The cornhusk doll’s history is part of Native American tradition, particularly Iroquois, though I have a small doll that is Cherokee. Their origin dates to the story of the Three Sister, The Corn, one of the three sisters, created the dolls from husks. You can read more of the legend in the book Our Corn Mother, by Mather, Fernandes and Brescia, 1981. According to Native American Technology and Art’s website, cornhusk dolls have been made for 1000 years or more. To the Northeastern Native American, the dolls served as toys and in healing ceremonies.
Other dolls are made of gold, like jointed pre-Columbian figures found in tombs, or the precious statues and Ushabti found in ancient Egyptian tombs like King Tut’s.
The color gold is associated with abundance, wealth, and prosperity, which are also the characteristics of a good harvest. Harvest dolls and corn dollies are ancient figures made of spun and braided wheat that are hung from year to year in farm homes to ensure a good crop. Many have their origins in England, but Scandinavia and Eastern Europe hold similar beliefs. The belief in Pagan Europe was that the spirit of the corn or grain lived among the crop. Of course, the dark side of the myth morphed into Stephen King’ classic story, “The Children of the Corn.” Sir James Frazer wrote about them in The Golden Bough, calling them corn maiden or corn mothers.
Who hasn’t had the pleasure of gathering leaves of different colors to press among the pages of heavy books? A few of us ironed pretty leave between sheets of wax paper or used them to make stamps for leaf designs. Small dolls dressed in silk leave are popular as favors, but other dolls are made from banana leaves, acorns, nuts like Miss Hickory is, twigs, and other types of plants. Color figures in traditional costume are pointed on leaves from India.
Marie Gleeson Dolls are made of leaves, flowers, nuts, and fiber native to the Bahamas. Dolls made of banana leaves come from Africa, while moss trolls are products of Denmark.
Laura Ingalls Wilder played with Susan, a corncob doll. Garth William captured her for posterity playing with Susan while Mary played with Nettie, a rag doll.
The color red is associated with valor and passion. Orange symbolizes joy, sunshine, and enthusiasm. The most amazing autumn leaves and berries sport these colors. Dolls dressed in red and orange are vibrant and warm.

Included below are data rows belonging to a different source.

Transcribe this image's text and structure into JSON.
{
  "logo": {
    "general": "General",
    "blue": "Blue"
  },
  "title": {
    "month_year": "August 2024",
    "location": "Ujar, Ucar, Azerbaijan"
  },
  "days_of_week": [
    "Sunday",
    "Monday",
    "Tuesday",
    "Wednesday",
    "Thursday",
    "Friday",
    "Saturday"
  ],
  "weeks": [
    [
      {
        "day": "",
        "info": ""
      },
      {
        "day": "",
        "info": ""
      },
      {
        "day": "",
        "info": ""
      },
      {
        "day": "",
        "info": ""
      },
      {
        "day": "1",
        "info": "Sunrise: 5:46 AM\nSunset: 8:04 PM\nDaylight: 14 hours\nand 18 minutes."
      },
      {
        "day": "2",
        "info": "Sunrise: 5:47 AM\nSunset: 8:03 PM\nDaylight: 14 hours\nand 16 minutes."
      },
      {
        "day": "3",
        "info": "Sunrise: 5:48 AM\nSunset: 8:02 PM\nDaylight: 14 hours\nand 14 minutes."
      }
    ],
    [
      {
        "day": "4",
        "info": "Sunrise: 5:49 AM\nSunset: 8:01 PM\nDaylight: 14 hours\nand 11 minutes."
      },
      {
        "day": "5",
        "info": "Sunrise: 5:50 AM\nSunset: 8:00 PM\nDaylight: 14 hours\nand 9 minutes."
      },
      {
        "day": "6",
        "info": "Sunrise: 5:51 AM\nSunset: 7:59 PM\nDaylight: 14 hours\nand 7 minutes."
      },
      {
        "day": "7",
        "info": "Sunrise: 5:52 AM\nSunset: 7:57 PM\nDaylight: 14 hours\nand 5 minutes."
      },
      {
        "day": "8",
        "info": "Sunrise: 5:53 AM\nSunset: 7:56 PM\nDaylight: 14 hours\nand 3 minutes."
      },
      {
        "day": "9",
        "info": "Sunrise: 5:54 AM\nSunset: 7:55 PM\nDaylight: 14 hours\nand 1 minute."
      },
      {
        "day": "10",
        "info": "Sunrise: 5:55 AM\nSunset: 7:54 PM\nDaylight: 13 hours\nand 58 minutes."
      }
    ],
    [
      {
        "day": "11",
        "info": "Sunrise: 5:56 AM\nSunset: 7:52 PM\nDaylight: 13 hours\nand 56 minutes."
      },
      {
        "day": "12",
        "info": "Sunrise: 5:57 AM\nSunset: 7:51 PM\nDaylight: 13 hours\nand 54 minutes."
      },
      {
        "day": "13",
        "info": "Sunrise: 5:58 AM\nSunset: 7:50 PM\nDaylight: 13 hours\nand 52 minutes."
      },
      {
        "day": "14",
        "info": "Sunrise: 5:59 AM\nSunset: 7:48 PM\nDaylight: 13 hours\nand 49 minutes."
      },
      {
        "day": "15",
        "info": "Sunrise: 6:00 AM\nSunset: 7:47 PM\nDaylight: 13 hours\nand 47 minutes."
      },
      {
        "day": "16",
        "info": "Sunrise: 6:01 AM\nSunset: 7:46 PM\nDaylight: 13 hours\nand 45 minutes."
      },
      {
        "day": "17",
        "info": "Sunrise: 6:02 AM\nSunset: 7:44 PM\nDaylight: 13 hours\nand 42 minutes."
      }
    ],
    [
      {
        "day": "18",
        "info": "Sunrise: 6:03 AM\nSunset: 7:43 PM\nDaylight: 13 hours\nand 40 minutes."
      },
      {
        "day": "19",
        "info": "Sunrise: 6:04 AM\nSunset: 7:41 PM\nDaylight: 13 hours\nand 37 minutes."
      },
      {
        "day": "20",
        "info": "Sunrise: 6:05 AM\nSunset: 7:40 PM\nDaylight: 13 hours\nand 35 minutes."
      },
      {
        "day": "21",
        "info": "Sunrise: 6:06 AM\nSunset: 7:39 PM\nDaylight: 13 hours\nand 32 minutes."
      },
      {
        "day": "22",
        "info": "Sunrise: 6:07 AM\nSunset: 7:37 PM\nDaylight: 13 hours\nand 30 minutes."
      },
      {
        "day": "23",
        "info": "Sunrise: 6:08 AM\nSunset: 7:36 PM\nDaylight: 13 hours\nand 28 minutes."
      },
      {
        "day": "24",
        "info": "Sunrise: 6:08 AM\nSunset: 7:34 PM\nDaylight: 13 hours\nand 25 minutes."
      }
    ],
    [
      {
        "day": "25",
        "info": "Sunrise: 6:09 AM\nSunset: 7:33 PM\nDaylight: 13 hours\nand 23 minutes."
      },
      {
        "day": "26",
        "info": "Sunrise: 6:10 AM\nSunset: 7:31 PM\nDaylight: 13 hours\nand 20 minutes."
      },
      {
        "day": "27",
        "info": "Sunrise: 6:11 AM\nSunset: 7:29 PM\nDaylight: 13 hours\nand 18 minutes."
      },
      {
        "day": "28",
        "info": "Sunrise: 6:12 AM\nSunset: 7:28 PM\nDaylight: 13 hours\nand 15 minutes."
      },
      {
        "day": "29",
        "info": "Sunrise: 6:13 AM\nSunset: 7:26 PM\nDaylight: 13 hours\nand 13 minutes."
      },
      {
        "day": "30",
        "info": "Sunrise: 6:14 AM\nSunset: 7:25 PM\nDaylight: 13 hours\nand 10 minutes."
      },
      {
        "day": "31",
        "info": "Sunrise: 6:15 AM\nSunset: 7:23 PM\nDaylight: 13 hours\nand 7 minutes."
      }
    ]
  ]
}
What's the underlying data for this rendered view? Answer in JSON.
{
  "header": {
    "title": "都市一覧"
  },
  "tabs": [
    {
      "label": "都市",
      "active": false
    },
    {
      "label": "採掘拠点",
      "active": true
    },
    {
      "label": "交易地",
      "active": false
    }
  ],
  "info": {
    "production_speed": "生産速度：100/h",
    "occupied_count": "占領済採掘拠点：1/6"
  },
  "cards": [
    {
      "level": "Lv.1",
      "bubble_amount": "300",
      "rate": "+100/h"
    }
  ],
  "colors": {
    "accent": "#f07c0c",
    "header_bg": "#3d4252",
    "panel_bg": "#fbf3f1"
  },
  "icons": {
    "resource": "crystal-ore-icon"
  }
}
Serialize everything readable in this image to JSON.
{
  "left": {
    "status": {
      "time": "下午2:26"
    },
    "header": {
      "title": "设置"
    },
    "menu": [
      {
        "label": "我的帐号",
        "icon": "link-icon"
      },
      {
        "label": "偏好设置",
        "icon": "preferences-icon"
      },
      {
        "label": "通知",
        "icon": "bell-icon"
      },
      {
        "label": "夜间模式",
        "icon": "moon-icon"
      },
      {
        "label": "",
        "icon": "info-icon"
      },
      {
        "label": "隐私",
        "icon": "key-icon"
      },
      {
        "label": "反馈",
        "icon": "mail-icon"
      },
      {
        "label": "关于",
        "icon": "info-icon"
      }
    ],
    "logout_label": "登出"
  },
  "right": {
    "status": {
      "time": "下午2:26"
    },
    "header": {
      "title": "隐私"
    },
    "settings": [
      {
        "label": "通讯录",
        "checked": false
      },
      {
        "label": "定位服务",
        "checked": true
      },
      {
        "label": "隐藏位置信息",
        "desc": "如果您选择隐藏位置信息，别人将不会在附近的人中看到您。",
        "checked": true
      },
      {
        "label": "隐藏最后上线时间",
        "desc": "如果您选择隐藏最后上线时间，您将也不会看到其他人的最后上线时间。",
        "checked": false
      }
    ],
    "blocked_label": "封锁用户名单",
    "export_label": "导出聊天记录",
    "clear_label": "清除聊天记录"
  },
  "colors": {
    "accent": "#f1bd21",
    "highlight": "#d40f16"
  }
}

The Hazel-nut Fairy is part of the Autumn Fairies Collection created by R. John Wright. She is inspired by Mary Cicely Barker’s flower fairy illustrations.
Purple mums and late pansies abound in fall garden displays. Purple is associated with courage and valor. Doll dressed in autumnal purple can represent royalty, or Halloween figures.
Brown is another color associated with autumn and with Thanksgiving. It symbolizes protection, stability and security. It is also the color of earth. Many dolls dressed in brown represent pilgrims, Jack Frost, Brownies, sprites, and other characters associated with fall.
Dolls dressed in autumn colors and made of autumnal materials are as varied as the leaves whose colors they wear. They are a harvest of different styles and make a fascinating collection in themselves.